The reply should match the listing below character for character, except that no image is carried over.

◆ **Data for the task**
= = =

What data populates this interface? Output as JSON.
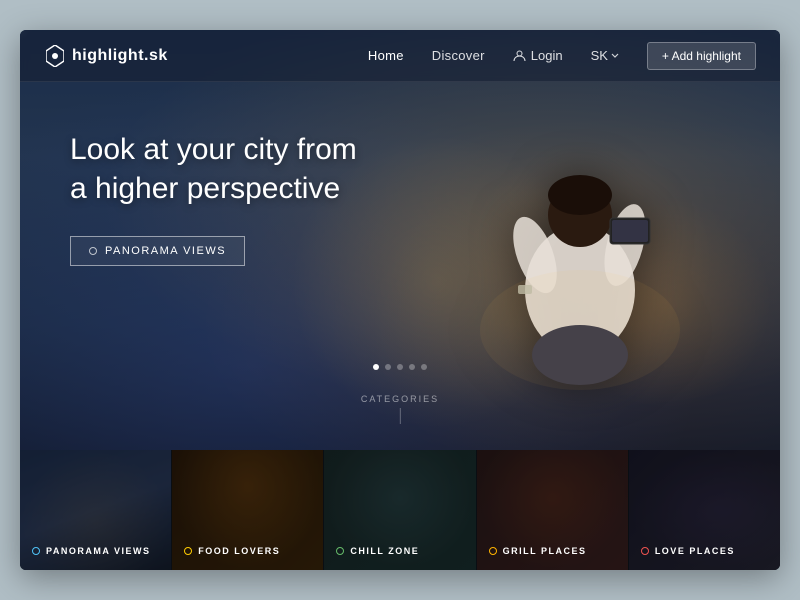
{
  "browser": {
    "background": "#b8cad4"
  },
  "navbar": {
    "logo": "highlight.sk",
    "links": [
      {
        "label": "Home",
        "active": true
      },
      {
        "label": "Discover",
        "active": false
      }
    ],
    "login_label": "Login",
    "lang_label": "SK",
    "add_button": "+ Add highlight"
  },
  "hero": {
    "title_line1": "Look at your city from",
    "title_line2": "a higher perspective",
    "cta_label": "PANORAMA VIEWS",
    "dots": [
      true,
      false,
      false,
      false,
      false
    ]
  },
  "categories_section": {
    "heading": "CATEGORIES",
    "items": [
      {
        "id": "panorama",
        "label": "PANORAMA VIEWS",
        "dot_color": "#4fc3f7"
      },
      {
        "id": "food",
        "label": "FOOD LOVERS",
        "dot_color": "#ffcc02"
      },
      {
        "id": "chill",
        "label": "CHILL ZONE",
        "dot_color": "#66bb6a"
      },
      {
        "id": "grill",
        "label": "GRILL PLACES",
        "dot_color": "#ffb300"
      },
      {
        "id": "love",
        "label": "LOVE PLACES",
        "dot_color": "#ef5350"
      }
    ]
  }
}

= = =

◆ **Answer space**
What data populates this interface? Output as JSON.
{
  "browser": {
    "background": "#b8cad4"
  },
  "navbar": {
    "logo": "highlight.sk",
    "links": [
      {
        "label": "Home",
        "active": true
      },
      {
        "label": "Discover",
        "active": false
      }
    ],
    "login_label": "Login",
    "lang_label": "SK",
    "add_button": "+ Add highlight"
  },
  "hero": {
    "title_line1": "Look at your city from",
    "title_line2": "a higher perspective",
    "cta_label": "PANORAMA VIEWS",
    "dots": [
      true,
      false,
      false,
      false,
      false
    ]
  },
  "categories_section": {
    "heading": "CATEGORIES",
    "items": [
      {
        "id": "panorama",
        "label": "PANORAMA VIEWS",
        "dot_color": "#4fc3f7"
      },
      {
        "id": "food",
        "label": "FOOD LOVERS",
        "dot_color": "#ffcc02"
      },
      {
        "id": "chill",
        "label": "CHILL ZONE",
        "dot_color": "#66bb6a"
      },
      {
        "id": "grill",
        "label": "GRILL PLACES",
        "dot_color": "#ffb300"
      },
      {
        "id": "love",
        "label": "LOVE PLACES",
        "dot_color": "#ef5350"
      }
    ]
  }
}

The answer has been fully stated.